This is shown by two new surveys by the University of Suffolk and Monmouth, published by USA Today and Politico.
Both polls show Biden would now be voted by 53 percent of Americans, while Trump is supported by 41 percent of respondents. According to both surveys, the biggest problem for the re-election of the current president is the number of people who do not want him to continue in the White House at any cost.
They record this dissatisfaction with Biden, who is not able to arouse such enthusiasm among his supporters as Trump. A survey by Suffolk University found that Trump would be “very enthusiastically” elected by about half of the supporters, with Biden about a quarter.
The authors of the survey asked voters to write a few words about why they support their favorites. At Trump, 20 percent of people mention economic considerations and employment, 13 percent of those surveyed believe they are doing well in office, and 12 percent agree with him in his political views. However, 44 percent of Biden’s supporters said they would vote for him out of displeasure with Trump. The second most common reason was the “need for change” mentioned by eight percent of respondents.
USA Today notes that all of these explanations are tied to Trump and his perceived qualities or shortcomings, and he doesn’t actually talk about Biden. According to the newspaper, the survey points out that Biden urgently needs to come up with a clear political agenda and arouse greater enthusiasm among democratic voters, including young people, in order to increase the chances of them actually coming to the polls. Crucial in this regard will be his selection of a candidate for vice president and his performance in the autumn election debates, writes the server of the newspaper.

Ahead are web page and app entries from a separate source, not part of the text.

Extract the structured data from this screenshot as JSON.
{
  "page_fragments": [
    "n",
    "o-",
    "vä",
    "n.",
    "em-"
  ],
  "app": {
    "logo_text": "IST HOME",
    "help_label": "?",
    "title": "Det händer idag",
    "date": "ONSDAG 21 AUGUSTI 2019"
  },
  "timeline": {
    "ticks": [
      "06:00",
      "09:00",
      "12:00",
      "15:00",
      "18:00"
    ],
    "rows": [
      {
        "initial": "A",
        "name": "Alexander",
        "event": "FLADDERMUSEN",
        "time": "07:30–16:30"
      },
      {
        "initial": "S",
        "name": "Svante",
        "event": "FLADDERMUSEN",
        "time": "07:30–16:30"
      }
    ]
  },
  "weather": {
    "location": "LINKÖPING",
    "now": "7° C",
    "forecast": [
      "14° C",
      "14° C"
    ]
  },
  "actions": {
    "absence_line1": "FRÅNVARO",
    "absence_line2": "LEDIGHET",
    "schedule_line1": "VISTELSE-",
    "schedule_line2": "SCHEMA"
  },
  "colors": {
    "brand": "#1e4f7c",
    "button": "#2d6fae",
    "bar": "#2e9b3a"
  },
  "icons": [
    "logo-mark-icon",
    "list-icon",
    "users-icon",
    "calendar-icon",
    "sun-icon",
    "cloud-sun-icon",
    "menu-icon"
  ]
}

However, according to the Politico server, it is still true that Trump lacks one major advantage from 2016 in this election, which was the reluctance of a large part of the electorate over the then Democratic candidate Hillary Clinton. According to a survey by Monmouth University The same number of respondents view Biden positively and unfavorably, at 44 percent. In this respect, Clinton showed a long-term negative balance, which Trump now has, with an unfavorable view of voters prevailing by 17 percentage points.
While both surveys discuss the national popularity of both candidates, The Economist in its electoral model, it focuses on their gains in the electorate, which better reflects the real chances of election success. In the United States, each state has a number of voters that corresponds to their representation in Congress. In most states, the candidate who gets the majority of the votes there gets all the voters there. A candidate with a smaller total number of votes in the entire USA can also become president, which Trump did four years ago, for example.
The Economist’s model, which takes into account national and local polls and economic data, now predicts that Biden will get 98 percent more votes than Trump and 89 percent will control the electorate, becoming the next president.